The Japanese people need a forum where they can debate things freely, without being disturbed by the mantra of “being practical,” where each individual does not have to remain feeling powerless in front of their computer display or TV set. At the very least they do not need analysis that treats a symptom (such as nuclear power plants) of the system as one of individual idiosyncrasy. We often mistake a collective choice for an individual one. I agree with Jodi Dean, who writes in her blog that “the most significant aspects of our lives are not personal choices,” and that “the point of revolution, of radical change, is making these choices part of a conscious collective process.” The most important events in our lives are the things that just happen to us, that we allow to just happen to us. However, we can do something to change these events by joining, and thus by becoming a part of them. The protesters in Japan are not necessarily railing against consumerism or capitalism. Tens of thousands show up because of one simple demand: to “stop nuclear power plants.” The protesters’ political affiliations vary from those good old leftists to a few populist nationalists, as well as those without a clear political affiliation.
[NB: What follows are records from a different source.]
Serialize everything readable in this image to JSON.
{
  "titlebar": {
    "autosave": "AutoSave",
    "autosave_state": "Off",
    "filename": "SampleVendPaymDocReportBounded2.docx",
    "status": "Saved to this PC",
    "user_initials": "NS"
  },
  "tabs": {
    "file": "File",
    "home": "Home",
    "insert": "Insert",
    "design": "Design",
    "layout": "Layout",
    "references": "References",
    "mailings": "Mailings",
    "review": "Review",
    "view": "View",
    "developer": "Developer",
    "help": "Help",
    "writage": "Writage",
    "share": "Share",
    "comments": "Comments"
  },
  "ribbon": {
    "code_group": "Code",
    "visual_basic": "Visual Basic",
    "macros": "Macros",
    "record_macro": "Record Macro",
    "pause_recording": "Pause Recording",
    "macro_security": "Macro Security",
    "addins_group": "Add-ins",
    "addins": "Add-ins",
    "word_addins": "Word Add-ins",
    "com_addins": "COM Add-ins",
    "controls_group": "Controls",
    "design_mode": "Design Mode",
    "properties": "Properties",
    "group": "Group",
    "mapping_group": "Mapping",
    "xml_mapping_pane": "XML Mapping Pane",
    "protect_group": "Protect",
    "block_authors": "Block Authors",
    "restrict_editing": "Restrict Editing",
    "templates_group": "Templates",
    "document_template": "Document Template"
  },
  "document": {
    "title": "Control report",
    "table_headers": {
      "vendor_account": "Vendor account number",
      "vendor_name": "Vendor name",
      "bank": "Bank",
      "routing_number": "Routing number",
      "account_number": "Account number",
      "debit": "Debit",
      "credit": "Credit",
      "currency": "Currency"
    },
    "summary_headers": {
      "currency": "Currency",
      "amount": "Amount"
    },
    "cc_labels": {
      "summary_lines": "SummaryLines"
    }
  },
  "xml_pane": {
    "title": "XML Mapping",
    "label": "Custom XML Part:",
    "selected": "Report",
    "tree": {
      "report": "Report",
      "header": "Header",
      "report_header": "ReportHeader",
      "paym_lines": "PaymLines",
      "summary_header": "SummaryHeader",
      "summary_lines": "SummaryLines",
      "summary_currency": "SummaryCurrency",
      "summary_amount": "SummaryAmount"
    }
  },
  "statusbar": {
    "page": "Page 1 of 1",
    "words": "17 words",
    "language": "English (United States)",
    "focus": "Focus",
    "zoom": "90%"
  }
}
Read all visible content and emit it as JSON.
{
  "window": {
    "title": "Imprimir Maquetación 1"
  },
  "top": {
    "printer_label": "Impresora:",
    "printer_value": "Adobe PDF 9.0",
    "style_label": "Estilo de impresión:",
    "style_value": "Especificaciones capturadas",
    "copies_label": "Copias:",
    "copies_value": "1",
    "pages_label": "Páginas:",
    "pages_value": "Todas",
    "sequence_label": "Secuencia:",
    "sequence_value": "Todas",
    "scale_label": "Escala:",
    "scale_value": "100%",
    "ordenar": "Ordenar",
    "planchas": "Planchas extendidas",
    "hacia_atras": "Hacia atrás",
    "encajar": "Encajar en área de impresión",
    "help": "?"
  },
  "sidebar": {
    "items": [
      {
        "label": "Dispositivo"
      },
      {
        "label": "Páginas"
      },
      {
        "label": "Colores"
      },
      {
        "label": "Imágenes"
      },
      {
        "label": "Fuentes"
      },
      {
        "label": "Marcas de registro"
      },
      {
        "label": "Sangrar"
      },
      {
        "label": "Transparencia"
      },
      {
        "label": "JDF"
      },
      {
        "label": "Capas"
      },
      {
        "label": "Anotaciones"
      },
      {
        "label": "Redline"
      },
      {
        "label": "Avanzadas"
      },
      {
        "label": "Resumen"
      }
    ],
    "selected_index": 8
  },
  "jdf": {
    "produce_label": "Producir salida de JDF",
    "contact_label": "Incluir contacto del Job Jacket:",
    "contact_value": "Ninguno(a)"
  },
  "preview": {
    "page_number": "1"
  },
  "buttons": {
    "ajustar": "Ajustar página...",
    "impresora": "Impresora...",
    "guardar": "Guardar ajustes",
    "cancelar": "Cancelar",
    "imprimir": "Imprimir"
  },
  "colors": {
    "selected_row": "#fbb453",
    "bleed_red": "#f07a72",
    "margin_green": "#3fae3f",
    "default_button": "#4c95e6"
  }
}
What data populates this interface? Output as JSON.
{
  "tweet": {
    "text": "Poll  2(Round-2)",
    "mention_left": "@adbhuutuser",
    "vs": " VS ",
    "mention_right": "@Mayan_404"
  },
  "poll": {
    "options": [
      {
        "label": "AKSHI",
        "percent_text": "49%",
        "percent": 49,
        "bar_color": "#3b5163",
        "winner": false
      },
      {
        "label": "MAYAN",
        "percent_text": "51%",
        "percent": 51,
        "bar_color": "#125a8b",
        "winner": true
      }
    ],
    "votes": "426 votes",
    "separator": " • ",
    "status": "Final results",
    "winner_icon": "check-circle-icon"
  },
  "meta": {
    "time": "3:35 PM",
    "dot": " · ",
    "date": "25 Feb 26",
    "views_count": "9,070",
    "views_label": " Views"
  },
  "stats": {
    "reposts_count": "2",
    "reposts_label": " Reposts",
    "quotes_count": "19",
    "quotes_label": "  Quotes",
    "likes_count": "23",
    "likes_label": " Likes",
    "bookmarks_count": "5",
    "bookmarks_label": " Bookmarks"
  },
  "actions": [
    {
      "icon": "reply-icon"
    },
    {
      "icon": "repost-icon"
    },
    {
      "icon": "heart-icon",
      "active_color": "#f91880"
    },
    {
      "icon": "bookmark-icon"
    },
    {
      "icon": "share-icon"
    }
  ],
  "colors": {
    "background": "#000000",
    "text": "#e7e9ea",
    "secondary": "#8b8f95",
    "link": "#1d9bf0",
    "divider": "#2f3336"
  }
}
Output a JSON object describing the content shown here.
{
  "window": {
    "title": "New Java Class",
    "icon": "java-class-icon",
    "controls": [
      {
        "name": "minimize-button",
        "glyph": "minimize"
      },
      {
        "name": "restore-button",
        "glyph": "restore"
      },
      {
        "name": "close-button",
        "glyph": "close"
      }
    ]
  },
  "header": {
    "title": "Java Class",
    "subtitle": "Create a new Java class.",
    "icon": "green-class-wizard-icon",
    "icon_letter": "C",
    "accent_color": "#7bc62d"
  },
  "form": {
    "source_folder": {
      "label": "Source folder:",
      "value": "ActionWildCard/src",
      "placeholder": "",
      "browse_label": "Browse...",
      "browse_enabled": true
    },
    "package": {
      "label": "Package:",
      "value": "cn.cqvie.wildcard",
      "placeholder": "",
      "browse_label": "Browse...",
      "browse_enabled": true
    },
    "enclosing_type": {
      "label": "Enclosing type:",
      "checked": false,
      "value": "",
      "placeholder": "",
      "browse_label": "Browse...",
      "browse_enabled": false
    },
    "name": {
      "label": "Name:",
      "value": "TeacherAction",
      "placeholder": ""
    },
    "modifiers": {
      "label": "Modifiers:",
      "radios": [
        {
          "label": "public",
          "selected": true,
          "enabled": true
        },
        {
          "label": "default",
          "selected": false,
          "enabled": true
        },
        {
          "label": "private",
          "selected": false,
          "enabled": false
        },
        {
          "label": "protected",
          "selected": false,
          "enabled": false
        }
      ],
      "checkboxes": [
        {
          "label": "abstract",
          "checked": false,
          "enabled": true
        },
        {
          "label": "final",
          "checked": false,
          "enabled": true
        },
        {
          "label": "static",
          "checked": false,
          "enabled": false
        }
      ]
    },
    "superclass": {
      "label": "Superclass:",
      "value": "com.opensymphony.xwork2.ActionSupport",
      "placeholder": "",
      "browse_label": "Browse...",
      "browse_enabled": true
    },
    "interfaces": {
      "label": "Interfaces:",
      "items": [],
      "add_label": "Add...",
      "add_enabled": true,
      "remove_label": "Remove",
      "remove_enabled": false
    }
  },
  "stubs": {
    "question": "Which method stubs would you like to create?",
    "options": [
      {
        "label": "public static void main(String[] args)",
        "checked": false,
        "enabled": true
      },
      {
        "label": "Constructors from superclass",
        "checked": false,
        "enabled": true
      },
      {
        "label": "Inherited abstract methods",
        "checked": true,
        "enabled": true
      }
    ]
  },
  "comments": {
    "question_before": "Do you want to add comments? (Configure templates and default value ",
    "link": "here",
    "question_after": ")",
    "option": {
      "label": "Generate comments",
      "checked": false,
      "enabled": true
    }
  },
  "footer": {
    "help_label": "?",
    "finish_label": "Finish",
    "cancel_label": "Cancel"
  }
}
Many of them may say, like the protester in Puerta del Sol that, “this is about common sense!” I have my own opinions about the nuclear issue—I have far more demands than the five projected—and even though the general will of the protesters is anyone’s guess, I am still cautiously optimistic about this movement.